Neural Dynamics and Control Group

When and why does motor preparation arise in recurrent neural network models of motor control?
eLife (2023)
M Schimel, TC Kao, and G Hennequin

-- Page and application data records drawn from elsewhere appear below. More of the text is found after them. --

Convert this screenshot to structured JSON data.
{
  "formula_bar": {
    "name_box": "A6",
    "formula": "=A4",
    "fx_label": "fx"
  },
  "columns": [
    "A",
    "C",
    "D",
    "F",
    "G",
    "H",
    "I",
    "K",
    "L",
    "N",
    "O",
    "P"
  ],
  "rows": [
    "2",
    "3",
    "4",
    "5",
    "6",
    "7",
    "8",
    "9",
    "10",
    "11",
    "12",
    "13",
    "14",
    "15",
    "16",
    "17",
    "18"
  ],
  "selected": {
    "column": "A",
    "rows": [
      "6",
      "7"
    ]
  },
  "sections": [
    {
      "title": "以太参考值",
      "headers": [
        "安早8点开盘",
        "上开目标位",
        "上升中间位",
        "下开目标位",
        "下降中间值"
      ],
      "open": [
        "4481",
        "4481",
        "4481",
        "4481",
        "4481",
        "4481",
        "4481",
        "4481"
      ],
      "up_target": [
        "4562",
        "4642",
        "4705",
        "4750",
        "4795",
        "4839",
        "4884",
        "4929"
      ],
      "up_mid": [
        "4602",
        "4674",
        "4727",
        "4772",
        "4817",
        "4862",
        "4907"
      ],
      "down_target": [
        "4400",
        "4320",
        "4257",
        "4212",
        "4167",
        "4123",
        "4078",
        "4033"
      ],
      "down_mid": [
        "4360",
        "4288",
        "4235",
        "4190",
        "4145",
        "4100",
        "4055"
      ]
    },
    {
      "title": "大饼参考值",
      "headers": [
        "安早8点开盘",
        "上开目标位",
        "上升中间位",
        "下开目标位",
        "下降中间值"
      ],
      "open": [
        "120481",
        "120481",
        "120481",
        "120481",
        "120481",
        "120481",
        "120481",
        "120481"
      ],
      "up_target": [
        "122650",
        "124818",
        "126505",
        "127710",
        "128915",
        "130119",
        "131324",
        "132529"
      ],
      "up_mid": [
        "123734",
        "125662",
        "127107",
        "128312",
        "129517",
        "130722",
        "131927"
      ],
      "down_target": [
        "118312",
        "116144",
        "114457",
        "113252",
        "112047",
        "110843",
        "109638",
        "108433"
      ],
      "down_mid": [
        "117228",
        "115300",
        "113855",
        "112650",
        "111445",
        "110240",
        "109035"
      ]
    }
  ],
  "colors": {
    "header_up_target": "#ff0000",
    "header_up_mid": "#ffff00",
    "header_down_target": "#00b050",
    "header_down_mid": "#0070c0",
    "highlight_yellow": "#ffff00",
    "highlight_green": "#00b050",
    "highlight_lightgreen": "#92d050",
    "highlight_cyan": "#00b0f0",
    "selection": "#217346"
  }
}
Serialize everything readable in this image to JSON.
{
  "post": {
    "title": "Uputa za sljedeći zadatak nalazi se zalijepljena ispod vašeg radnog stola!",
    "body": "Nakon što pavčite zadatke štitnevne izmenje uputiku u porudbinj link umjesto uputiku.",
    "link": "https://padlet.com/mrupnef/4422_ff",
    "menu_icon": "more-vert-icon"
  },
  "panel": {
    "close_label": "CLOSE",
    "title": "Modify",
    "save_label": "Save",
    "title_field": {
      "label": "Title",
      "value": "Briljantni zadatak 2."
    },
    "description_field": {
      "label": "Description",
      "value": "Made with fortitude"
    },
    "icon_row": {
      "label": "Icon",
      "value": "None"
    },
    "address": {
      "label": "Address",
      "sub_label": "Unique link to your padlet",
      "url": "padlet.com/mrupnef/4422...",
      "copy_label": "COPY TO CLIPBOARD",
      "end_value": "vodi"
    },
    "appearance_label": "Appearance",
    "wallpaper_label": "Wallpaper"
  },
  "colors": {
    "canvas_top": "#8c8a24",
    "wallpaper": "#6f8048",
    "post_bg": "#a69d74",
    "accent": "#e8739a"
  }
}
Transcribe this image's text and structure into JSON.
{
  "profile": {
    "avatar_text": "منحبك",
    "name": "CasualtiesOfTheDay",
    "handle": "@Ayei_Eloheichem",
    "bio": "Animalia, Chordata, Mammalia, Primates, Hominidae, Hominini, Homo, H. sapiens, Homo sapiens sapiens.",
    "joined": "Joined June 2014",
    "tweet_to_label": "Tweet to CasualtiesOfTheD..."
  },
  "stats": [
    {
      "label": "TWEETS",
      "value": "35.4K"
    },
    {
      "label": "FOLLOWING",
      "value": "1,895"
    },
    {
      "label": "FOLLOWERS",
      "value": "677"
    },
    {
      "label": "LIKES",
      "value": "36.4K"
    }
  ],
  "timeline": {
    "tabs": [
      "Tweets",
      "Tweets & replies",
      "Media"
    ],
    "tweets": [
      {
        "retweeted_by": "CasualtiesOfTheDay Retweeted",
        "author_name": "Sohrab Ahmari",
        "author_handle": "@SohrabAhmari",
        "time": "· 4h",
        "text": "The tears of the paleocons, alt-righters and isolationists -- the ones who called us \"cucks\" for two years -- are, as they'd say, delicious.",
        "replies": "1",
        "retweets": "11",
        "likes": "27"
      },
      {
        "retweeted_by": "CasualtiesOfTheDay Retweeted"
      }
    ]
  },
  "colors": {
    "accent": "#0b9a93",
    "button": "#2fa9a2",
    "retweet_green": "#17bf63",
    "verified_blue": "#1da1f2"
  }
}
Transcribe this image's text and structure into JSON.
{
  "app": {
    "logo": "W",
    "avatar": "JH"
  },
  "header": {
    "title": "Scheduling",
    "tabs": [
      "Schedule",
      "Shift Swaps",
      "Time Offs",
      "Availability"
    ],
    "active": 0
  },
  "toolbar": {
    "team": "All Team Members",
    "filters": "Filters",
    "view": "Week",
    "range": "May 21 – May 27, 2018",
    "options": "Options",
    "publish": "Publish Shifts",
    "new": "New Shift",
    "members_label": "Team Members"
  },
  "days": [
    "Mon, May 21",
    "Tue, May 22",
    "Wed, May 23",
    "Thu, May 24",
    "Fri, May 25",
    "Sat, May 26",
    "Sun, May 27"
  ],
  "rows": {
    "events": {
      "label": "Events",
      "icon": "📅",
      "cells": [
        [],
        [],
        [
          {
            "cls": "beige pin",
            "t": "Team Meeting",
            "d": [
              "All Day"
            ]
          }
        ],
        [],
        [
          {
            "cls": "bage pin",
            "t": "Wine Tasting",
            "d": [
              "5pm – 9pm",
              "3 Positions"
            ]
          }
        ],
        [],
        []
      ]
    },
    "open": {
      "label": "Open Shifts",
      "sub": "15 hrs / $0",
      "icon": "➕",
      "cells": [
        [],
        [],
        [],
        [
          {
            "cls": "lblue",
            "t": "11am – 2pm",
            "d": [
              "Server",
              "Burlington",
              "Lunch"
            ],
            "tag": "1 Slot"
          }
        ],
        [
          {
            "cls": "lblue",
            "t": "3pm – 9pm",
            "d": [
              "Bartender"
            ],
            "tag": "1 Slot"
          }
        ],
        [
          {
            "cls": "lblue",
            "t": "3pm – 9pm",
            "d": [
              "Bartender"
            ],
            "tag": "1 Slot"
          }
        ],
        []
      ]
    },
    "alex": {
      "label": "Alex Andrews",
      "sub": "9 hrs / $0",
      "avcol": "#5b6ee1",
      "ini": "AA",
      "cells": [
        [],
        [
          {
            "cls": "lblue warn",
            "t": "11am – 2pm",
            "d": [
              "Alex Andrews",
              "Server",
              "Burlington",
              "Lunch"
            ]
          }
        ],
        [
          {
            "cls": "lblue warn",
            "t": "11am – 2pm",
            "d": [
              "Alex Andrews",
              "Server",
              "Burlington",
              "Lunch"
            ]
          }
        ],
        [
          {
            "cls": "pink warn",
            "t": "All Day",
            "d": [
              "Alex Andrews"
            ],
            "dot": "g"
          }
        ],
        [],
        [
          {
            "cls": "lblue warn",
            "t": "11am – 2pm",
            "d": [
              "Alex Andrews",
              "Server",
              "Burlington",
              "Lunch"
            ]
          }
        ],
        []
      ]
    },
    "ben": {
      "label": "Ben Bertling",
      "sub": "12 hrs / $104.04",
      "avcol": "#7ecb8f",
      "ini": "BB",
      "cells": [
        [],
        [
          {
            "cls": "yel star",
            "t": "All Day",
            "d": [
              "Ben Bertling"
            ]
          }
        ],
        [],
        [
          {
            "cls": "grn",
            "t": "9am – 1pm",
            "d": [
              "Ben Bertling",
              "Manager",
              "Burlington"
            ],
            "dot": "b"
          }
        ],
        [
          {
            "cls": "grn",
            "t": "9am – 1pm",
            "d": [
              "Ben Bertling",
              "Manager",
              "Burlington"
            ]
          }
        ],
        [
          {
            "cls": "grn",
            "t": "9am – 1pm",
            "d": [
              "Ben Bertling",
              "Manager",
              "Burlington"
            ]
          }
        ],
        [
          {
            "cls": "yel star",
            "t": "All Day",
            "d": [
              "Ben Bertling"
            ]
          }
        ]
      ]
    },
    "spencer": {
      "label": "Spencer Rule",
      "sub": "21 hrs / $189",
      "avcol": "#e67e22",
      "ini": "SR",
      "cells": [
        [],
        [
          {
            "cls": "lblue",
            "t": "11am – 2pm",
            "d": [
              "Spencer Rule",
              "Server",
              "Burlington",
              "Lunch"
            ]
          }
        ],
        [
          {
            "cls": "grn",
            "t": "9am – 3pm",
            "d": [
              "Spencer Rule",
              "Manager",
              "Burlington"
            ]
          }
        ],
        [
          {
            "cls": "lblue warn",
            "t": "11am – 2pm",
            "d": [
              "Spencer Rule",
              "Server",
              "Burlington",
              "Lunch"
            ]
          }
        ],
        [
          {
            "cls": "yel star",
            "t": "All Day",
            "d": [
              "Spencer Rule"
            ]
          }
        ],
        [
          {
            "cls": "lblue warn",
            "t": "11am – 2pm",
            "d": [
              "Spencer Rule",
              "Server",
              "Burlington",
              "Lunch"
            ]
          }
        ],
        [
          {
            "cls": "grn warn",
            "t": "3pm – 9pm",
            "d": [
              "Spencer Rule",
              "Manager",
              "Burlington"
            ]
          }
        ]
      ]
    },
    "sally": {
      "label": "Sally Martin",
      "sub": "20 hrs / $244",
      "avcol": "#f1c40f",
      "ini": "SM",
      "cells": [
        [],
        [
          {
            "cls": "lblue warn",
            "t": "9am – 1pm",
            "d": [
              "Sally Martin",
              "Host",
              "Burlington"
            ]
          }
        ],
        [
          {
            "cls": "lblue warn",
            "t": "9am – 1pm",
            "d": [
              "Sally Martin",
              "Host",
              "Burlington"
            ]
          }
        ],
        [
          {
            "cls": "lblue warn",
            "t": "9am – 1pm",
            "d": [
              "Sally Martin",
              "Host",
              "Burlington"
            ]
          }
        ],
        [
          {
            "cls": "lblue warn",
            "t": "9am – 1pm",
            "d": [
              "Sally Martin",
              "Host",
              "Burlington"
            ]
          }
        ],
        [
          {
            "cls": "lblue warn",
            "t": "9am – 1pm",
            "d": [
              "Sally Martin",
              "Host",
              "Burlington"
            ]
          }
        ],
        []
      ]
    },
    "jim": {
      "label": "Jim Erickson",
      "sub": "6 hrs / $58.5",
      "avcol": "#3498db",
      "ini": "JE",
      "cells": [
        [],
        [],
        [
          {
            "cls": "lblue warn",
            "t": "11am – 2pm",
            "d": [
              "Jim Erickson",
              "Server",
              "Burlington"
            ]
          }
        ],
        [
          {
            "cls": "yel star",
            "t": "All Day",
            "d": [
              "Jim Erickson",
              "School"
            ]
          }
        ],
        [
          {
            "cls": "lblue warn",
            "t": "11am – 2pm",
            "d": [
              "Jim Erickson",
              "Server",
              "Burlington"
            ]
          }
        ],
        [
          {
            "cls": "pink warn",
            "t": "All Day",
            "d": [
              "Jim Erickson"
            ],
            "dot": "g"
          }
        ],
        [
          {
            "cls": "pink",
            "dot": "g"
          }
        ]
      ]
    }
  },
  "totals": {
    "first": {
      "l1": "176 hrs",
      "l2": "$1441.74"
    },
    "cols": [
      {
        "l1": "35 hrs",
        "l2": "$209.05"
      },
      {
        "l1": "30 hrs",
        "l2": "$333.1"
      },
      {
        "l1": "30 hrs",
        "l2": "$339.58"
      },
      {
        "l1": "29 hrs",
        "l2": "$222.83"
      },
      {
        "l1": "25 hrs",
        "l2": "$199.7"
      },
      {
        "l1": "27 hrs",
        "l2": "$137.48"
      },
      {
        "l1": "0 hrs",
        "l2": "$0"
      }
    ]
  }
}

During delayed ballistic reaches, motor areas consistently display movement-specific activity patterns prior to movement onset. It is unclear why these patterns arise: while they have been proposed to seed an initial neural state from which the movement unfolds, recent experiments have uncovered the presence and necessity of ongoing inputs during movement, which may lessen the need for careful initialization. Here, we modelled the motor cortex as an input-driven dynamical system, and we asked what the optimal way to control this system to perform fast delayed reaches is. We find that delay-period inputs consistently arise in an optimally controlled model of M1. By studying a variety of network architectures, we could dissect and predict the situations in which it is beneficial for a network to prepare. Finally, we show that optimal input-driven control of neural dynamics gives rise to multiple phases of preparation during reach sequences, providing a novel explanation for experimentally observed features of monkey M1 activity in double reaching.